The Breathe study was a pragmatic, multi-centre randomised controlled trial designed to evaluate the clinical benefits and cost effectiveness of non-invasive weaning.
The trial was supported by The Intensive Care Foundation in collaboration with Warwick Clinical Trials Unit and Heart of England NHS Foundation Trust, and was was commissioned and funded by the National Institute of Health & Care Research, Health Technology Assessment Programme.
Patients who become very unwell may require help from a breathing machine. This requires the patient to be given drugs to put them to sleep (sedation) and have a tube placed through their mouth directly into the windpipe (tube ventilation). This can be life-saving, but may cause harm if used for long periods of time. Non-invasive ventilation (mask ventilation) provides breathing support through a mask that covers the face. Mask ventilation has several advantages over tube ventilation, such as less need for sedation, and it enables the patient to cough and communicate. In previous studies, switching patients from tube to mask ventilation when they start to get better seemed to improve survival rates and reduce complications. The Breathe trial tested if using a protocol to remove tube ventilation and replace it with mask ventilation is better than continuing with tube ventilation until the patient no longer needs breathing machine support.
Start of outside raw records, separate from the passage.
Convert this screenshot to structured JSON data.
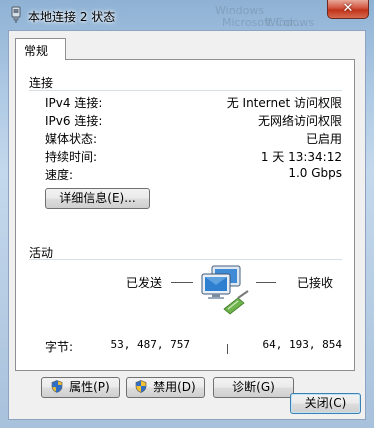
{
  "window": {
    "title": "本地连接 2 状态",
    "close_glyph": "✕",
    "ghost_texts": [
      "Windows",
      "Windows",
      "Microsoft Cor..."
    ]
  },
  "tabs": [
    {
      "label": "常规",
      "selected": true
    }
  ],
  "connection": {
    "section_title": "连接",
    "rows": [
      {
        "label": "IPv4 连接:",
        "value": "无 Internet 访问权限"
      },
      {
        "label": "IPv6 连接:",
        "value": "无网络访问权限"
      },
      {
        "label": "媒体状态:",
        "value": "已启用"
      },
      {
        "label": "持续时间:",
        "value": "1 天 13:34:12"
      },
      {
        "label": "速度:",
        "value": "1.0 Gbps"
      }
    ],
    "details_button": "详细信息(E)..."
  },
  "activity": {
    "section_title": "活动",
    "sent_label": "已发送",
    "received_label": "已接收",
    "bytes_label": "字节:",
    "bytes_sent": "53, 487, 757",
    "bytes_received": "64, 193, 854"
  },
  "buttons": {
    "properties": "属性(P)",
    "disable": "禁用(D)",
    "diagnose": "诊断(G)",
    "close": "关闭(C)"
  },
  "colors": {
    "title_bar": "#a9c6e2",
    "close_button": "#c0331b",
    "default_button_border": "#3c7fb1"
  }
}
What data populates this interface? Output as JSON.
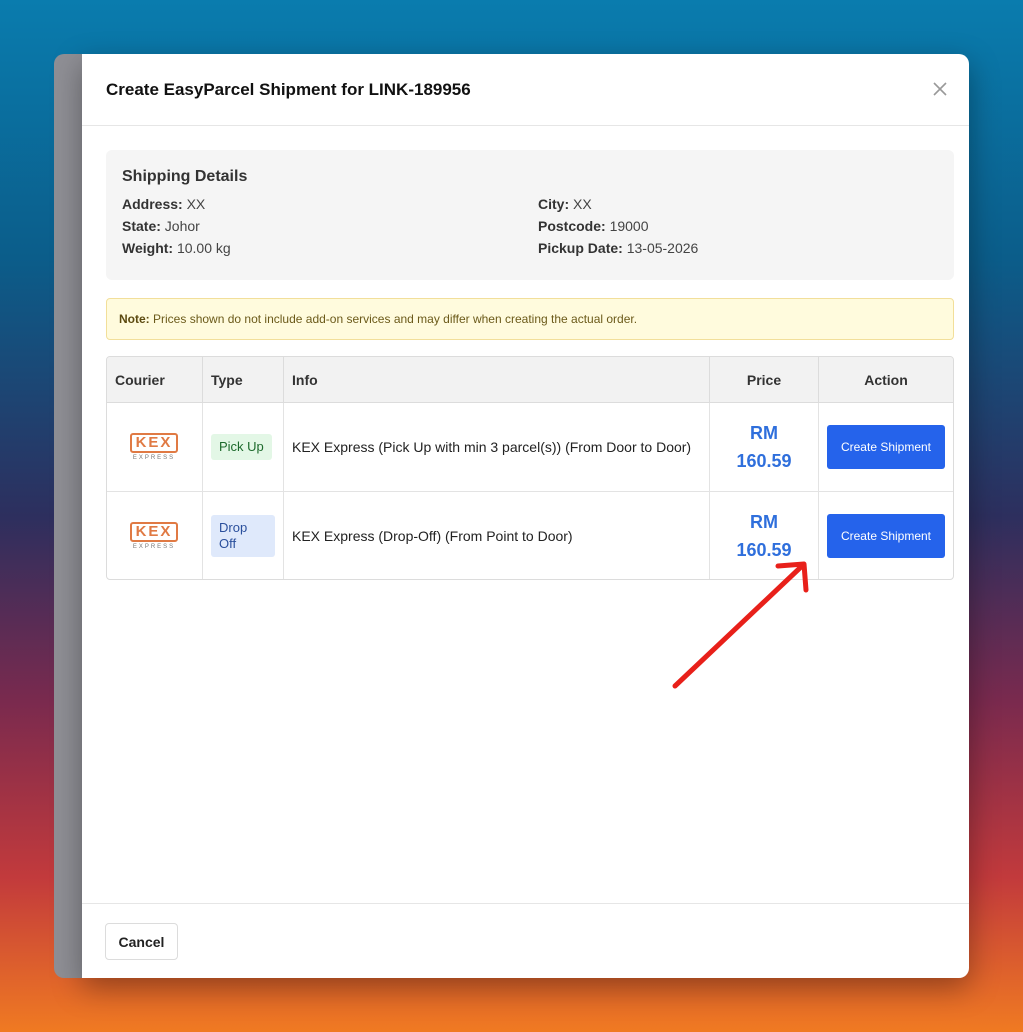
{
  "modal": {
    "title": "Create EasyParcel Shipment for LINK-189956",
    "close_icon": "close-icon"
  },
  "details": {
    "heading": "Shipping Details",
    "address_label": "Address:",
    "address": "XX",
    "city_label": "City:",
    "city": "XX",
    "state_label": "State:",
    "state": "Johor",
    "postcode_label": "Postcode:",
    "postcode": "19000",
    "weight_label": "Weight:",
    "weight": "10.00 kg",
    "pickup_label": "Pickup Date:",
    "pickup": "13-05-2026"
  },
  "note": {
    "label": "Note:",
    "text": "Prices shown do not include add-on services and may differ when creating the actual order."
  },
  "table": {
    "headers": [
      "Courier",
      "Type",
      "Info",
      "Price",
      "Action"
    ],
    "rows": [
      {
        "logo_text": "KEX",
        "logo_sub": "EXPRESS",
        "type": "Pick Up",
        "info": "KEX Express (Pick Up with min 3 parcel(s)) (From Door to Door)",
        "price_currency": "RM",
        "price_value": "160.59",
        "action": "Create Shipment"
      },
      {
        "logo_text": "KEX",
        "logo_sub": "EXPRESS",
        "type": "Drop Off",
        "info": "KEX Express (Drop-Off) (From Point to Door)",
        "price_currency": "RM",
        "price_value": "160.59",
        "action": "Create Shipment"
      }
    ]
  },
  "footer": {
    "cancel_label": "Cancel"
  },
  "colors": {
    "accent": "#2563eb",
    "price": "#2f6fdc",
    "annotation_arrow": "#e8201a"
  }
}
The trial recruited 364 patients. Half of these patients were randomly selected to have the tube removed and replaced with mask ventilation and half were randomly selected to continue with tube ventilation until they no longer needed breathing machine support. The mask group spent 3 fewer days receiving tube ventilation, although the overall time needing breathing machine help (mask and tube) did not change. Fewer patients in the mask group needed antibiotics for chest infections. After removing the tube, twice as many patients needed the tube again in the mask group as in the tube group. There were no differences between the groups in the number of adverse (harm) events or the number of patients who survived to leave hospital. Mask ventilation was no more expensive than tube ventilation.
In conclusion, mask ventilation may be an effective alternative to continued tube ventilation when patients start to get better in intensive care.
Thank you to the participants and their families, and everyone who worked together to make this study possible.
Please see the study findings in full at the following links:
Effect of Protocolized Weaning With Early Extubation to Noninvasive Ventilation vs Invasive Weaning on Time to Liberation From Mechanical Ventilation Among Patients With Respiratory Failure: The Breathe Randomized Clinical Trial | Critical Care Medicine | JAMA | JAMA Network
NIHR HTA end of study report
Chief Investigator: Professor Gavin Perkins g dot d dot perkins at warwick dot ac dot uk
Contact for queries: QA Team
WCTUQA at warwick dot ac dot uk